What do you want a person to come away with after listening the ''78'?
The whole album?
I like the idea that people are moved. My favorite reaction to music for myself is to have my heart sort of split open. For me, listening to certain songs has been my religion. I've never been religious, but listening to music has always been the most religious feeling that I've ever had. There is a song off of SINEAD O'CONNOR's 'UNIVERSAL MOTHER' album called 'IN THIS HEART'. It's an accapella and she sings it with an Irish male choir. Not a choir, really - maybe about five men. It's so beautiful because she starts it alone and then one man joins her in a harmony and another man joins in and it's the most achingly beautiful song. I listen to different music at different times for different reasons. If I'm exercising, maybe I'll listen to DONNA SUMMER's greatest hits and be all energized, but my favoirite feeling is to feel spiritual. I would love for anyone to listen to my music and feel that. I can't presume that they would feel that, but I guess just to feel moved at all, would be great. Some people tell me that when they listen to my album, they dance around the dining room in their underpants. I would like them to do that! I find that satisfying too!
What about the kitchen?

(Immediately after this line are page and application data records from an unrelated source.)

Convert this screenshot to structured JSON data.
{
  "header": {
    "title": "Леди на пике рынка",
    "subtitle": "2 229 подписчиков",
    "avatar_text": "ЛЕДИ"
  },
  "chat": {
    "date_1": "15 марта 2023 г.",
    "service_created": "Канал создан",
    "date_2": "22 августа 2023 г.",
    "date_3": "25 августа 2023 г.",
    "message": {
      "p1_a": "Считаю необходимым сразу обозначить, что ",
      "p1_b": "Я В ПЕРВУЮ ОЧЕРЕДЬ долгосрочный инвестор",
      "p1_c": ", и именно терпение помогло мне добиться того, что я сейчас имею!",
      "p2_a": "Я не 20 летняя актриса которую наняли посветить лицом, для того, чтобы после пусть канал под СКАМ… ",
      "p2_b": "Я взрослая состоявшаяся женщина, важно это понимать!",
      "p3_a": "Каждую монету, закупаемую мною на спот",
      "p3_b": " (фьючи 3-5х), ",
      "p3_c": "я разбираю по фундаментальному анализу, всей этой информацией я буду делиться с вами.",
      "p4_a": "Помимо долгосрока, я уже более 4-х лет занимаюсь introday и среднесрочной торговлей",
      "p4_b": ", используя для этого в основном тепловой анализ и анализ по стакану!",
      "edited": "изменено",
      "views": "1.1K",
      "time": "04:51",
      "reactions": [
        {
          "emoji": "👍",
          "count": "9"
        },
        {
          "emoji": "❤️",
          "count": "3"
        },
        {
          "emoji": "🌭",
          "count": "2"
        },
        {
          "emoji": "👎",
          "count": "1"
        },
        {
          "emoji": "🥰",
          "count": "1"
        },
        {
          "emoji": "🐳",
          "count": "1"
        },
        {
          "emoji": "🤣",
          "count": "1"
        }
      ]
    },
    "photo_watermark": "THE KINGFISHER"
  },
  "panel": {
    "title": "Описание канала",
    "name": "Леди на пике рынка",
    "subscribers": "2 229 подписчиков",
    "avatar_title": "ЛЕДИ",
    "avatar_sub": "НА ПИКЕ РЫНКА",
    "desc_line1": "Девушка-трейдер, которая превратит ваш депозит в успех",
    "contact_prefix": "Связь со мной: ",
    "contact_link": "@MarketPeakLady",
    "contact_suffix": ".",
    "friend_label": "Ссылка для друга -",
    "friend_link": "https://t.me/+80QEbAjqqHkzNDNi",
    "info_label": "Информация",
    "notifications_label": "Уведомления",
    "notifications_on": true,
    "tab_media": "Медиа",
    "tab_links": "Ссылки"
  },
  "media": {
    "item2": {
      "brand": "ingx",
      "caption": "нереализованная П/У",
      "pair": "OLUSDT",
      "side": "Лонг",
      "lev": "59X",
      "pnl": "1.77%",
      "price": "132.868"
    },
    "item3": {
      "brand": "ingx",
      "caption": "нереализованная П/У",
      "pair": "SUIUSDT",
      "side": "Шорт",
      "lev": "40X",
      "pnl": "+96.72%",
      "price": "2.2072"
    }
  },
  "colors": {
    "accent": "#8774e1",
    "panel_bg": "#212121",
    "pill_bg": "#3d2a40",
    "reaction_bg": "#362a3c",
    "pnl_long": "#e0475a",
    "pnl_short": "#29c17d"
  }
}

The kitchen too! They can be making pancakes with real maple syrup, on a Saturday or Sunday morning!